Unsurprisingly, my Pride heroes are creative types: Rebecca Sugar, Noelle Stevenson, and V.E. Schwab.
Rebecca Sugar because, as the creator of Stephen Universe, she brought so many queer stories to the forefront of children’s animated television; one of the show’s main characters was actually two women in a committed relationship (which makes sense if you know the show).
Noelle Stevenson because she infuses queerness into all of her work AND spearheaded the queer-af She-Ra reboot.
Finally, V.E. Schwab because, like Stevenson, she infuses her queerness into her stories, not just in characters’ expressed sexuality but in the way they live as their whole selves.
I really love to laugh more than anything, so my pride hero is Hannah Gadsby. She can blink or emphasize the right syllable in a deadpan delivery and I absolutely lose it. Yet when I watched Nanette for the first time, I got more than laughs. I saw the persona and the person, all jokes aside.
In that revolutionary show, Gadsby addressed her trauma in between the hilarity; who thought that was possible? The Miracles once sang famously about the “Tears of a Clown,” but Gadsby brought those lyrics to fruition. She was an outcast, beaten and humiliated just for being who she is. Not only did she survive, Gadsby lived to tell the tale, and not as a cocktail party punchline: She got up on stage, told a bunch of strangers about it, and then collected a big ass Netflix check before doing it all over again.
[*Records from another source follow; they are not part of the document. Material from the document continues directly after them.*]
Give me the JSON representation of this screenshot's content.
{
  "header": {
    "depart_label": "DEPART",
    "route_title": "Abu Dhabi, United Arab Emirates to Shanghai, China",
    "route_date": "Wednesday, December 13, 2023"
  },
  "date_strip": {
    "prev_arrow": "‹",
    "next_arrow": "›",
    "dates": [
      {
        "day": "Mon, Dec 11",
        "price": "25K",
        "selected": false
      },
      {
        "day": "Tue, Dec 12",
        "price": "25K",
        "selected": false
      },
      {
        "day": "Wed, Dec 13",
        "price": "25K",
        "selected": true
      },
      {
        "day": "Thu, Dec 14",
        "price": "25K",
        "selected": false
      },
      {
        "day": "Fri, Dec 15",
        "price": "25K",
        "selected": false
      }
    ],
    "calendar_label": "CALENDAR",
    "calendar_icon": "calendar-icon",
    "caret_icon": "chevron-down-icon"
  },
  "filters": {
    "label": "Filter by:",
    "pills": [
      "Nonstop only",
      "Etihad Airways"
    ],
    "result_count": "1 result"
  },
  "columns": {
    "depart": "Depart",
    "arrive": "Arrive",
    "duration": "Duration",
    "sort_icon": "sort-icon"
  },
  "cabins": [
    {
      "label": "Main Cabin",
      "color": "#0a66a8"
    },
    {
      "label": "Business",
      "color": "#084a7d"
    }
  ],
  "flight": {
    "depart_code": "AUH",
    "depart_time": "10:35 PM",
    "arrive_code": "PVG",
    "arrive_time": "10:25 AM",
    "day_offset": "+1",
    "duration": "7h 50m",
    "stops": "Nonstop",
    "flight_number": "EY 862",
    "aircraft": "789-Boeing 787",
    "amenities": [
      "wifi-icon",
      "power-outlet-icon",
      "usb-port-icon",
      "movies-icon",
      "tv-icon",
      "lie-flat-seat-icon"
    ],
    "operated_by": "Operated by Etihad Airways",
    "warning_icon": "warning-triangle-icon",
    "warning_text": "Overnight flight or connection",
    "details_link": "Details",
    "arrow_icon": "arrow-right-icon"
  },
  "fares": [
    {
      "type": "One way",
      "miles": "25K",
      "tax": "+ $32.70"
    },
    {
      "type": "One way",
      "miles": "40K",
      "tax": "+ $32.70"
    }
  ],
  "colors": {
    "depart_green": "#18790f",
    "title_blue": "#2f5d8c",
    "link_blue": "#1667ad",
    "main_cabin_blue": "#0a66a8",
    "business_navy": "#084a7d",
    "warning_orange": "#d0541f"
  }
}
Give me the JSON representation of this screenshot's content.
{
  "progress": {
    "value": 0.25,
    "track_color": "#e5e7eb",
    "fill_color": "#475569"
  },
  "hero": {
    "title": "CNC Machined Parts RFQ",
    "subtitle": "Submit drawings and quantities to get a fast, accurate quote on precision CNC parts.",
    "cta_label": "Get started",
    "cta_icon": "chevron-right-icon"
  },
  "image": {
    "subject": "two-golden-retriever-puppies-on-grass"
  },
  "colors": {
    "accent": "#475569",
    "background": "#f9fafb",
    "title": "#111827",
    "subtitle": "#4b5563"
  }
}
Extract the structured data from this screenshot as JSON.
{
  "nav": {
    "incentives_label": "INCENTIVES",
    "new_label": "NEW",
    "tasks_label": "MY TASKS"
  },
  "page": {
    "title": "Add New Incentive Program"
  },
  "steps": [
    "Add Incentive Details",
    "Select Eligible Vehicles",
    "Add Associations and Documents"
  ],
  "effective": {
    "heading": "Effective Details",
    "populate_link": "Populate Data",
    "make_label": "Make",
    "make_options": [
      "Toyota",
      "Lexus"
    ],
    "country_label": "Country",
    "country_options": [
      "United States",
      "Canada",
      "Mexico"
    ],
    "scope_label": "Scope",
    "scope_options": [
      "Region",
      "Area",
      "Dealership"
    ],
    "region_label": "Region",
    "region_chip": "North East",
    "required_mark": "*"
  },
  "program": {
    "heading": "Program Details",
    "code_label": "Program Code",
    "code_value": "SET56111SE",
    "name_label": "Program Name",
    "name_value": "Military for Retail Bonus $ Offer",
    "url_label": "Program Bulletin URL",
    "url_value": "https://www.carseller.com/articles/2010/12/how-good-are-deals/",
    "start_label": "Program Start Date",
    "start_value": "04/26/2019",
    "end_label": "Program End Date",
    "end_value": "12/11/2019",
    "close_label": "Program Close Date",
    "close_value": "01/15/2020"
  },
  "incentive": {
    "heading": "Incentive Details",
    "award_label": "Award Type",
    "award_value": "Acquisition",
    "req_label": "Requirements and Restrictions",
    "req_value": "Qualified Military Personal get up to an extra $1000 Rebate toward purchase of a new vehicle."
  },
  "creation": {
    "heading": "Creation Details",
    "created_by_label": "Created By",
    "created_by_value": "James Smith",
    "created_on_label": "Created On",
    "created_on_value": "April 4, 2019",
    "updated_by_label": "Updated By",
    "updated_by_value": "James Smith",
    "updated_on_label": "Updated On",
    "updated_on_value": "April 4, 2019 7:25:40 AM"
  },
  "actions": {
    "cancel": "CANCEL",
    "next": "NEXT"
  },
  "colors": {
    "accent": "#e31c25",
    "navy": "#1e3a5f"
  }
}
Hannah, if I ever get to meet you, I apologize in advance for the hug.